# How to complete this task
Could you return every record below word for word, leaving out the pictures?

(Extracted data entries)
^^^^^^^^^^^^^^^^

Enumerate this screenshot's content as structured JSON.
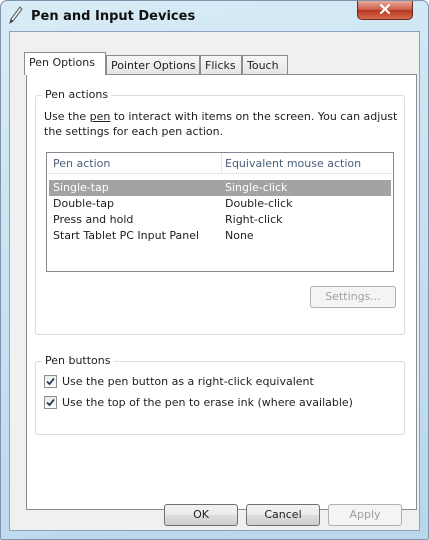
{
  "window": {
    "title": "Pen and Input Devices"
  },
  "tabs": [
    {
      "label": "Pen Options",
      "active": true
    },
    {
      "label": "Pointer Options",
      "active": false
    },
    {
      "label": "Flicks",
      "active": false
    },
    {
      "label": "Touch",
      "active": false
    }
  ],
  "pen_actions": {
    "legend": "Pen actions",
    "description_line1_pre": "Use the ",
    "description_line1_link": "pen",
    "description_line1_post": " to interact with items on the screen.  You can adjust",
    "description_line2": "the settings for each pen action.",
    "columns": [
      "Pen action",
      "Equivalent mouse action"
    ],
    "rows": [
      {
        "action": "Single-tap",
        "mouse": "Single-click",
        "selected": true
      },
      {
        "action": "Double-tap",
        "mouse": "Double-click",
        "selected": false
      },
      {
        "action": "Press and hold",
        "mouse": "Right-click",
        "selected": false
      },
      {
        "action": "Start Tablet PC Input Panel",
        "mouse": "None",
        "selected": false
      }
    ],
    "settings_button": "Settings..."
  },
  "pen_buttons": {
    "legend": "Pen buttons",
    "options": [
      {
        "label": "Use the pen button as a right-click equivalent",
        "checked": true
      },
      {
        "label": "Use the top of the pen to erase ink (where available)",
        "checked": true
      }
    ]
  },
  "footer": {
    "ok": "OK",
    "cancel": "Cancel",
    "apply": "Apply"
  }
}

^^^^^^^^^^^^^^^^

# Solved problem
Enumerate this screenshot's content as structured JSON.
{
  "window": {
    "title": "Pen and Input Devices"
  },
  "tabs": [
    {
      "label": "Pen Options",
      "active": true
    },
    {
      "label": "Pointer Options",
      "active": false
    },
    {
      "label": "Flicks",
      "active": false
    },
    {
      "label": "Touch",
      "active": false
    }
  ],
  "pen_actions": {
    "legend": "Pen actions",
    "description_line1_pre": "Use the ",
    "description_line1_link": "pen",
    "description_line1_post": " to interact with items on the screen.  You can adjust",
    "description_line2": "the settings for each pen action.",
    "columns": [
      "Pen action",
      "Equivalent mouse action"
    ],
    "rows": [
      {
        "action": "Single-tap",
        "mouse": "Single-click",
        "selected": true
      },
      {
        "action": "Double-tap",
        "mouse": "Double-click",
        "selected": false
      },
      {
        "action": "Press and hold",
        "mouse": "Right-click",
        "selected": false
      },
      {
        "action": "Start Tablet PC Input Panel",
        "mouse": "None",
        "selected": false
      }
    ],
    "settings_button": "Settings..."
  },
  "pen_buttons": {
    "legend": "Pen buttons",
    "options": [
      {
        "label": "Use the pen button as a right-click equivalent",
        "checked": true
      },
      {
        "label": "Use the top of the pen to erase ink (where available)",
        "checked": true
      }
    ]
  },
  "footer": {
    "ok": "OK",
    "cancel": "Cancel",
    "apply": "Apply"
  }
}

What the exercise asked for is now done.